- _What this task involves_: For every entry below, give it back exactly and leave out any image.

- _Supplied records_:

+ + +

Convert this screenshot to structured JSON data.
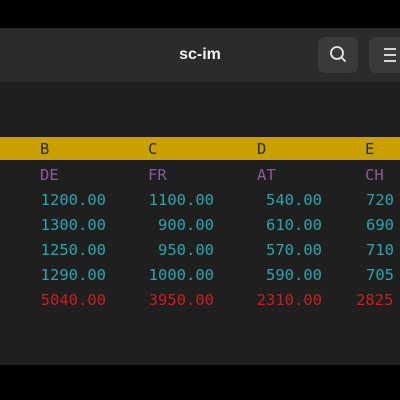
{
  "window": {
    "title": "sc-im"
  },
  "header_buttons": [
    {
      "icon": "search-icon"
    },
    {
      "icon": "hamburger-menu-icon"
    }
  ],
  "colors": {
    "column_header_bg": "#c9a000",
    "label_text": "#8a5a9a",
    "value_text": "#2aa6b0",
    "total_text": "#cc1f1f",
    "terminal_bg": "#1f1f1f"
  },
  "sheet": {
    "column_letters": [
      "B",
      "C",
      "D",
      "E"
    ],
    "country_labels": [
      "DE",
      "FR",
      "AT",
      "CH"
    ],
    "rows": [
      [
        "1200.00",
        "1100.00",
        "540.00",
        "720"
      ],
      [
        "1300.00",
        "900.00",
        "610.00",
        "690"
      ],
      [
        "1250.00",
        "950.00",
        "570.00",
        "710"
      ],
      [
        "1290.00",
        "1000.00",
        "590.00",
        "705"
      ]
    ],
    "totals": [
      "5040.00",
      "3950.00",
      "2310.00",
      "2825"
    ]
  }
}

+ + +

- _Result for this task_:
Convert this screenshot to structured JSON data.
{
  "window": {
    "title": "sc-im"
  },
  "header_buttons": [
    {
      "icon": "search-icon"
    },
    {
      "icon": "hamburger-menu-icon"
    }
  ],
  "colors": {
    "column_header_bg": "#c9a000",
    "label_text": "#8a5a9a",
    "value_text": "#2aa6b0",
    "total_text": "#cc1f1f",
    "terminal_bg": "#1f1f1f"
  },
  "sheet": {
    "column_letters": [
      "B",
      "C",
      "D",
      "E"
    ],
    "country_labels": [
      "DE",
      "FR",
      "AT",
      "CH"
    ],
    "rows": [
      [
        "1200.00",
        "1100.00",
        "540.00",
        "720"
      ],
      [
        "1300.00",
        "900.00",
        "610.00",
        "690"
      ],
      [
        "1250.00",
        "950.00",
        "570.00",
        "710"
      ],
      [
        "1290.00",
        "1000.00",
        "590.00",
        "705"
      ]
    ],
    "totals": [
      "5040.00",
      "3950.00",
      "2310.00",
      "2825"
    ]
  }
}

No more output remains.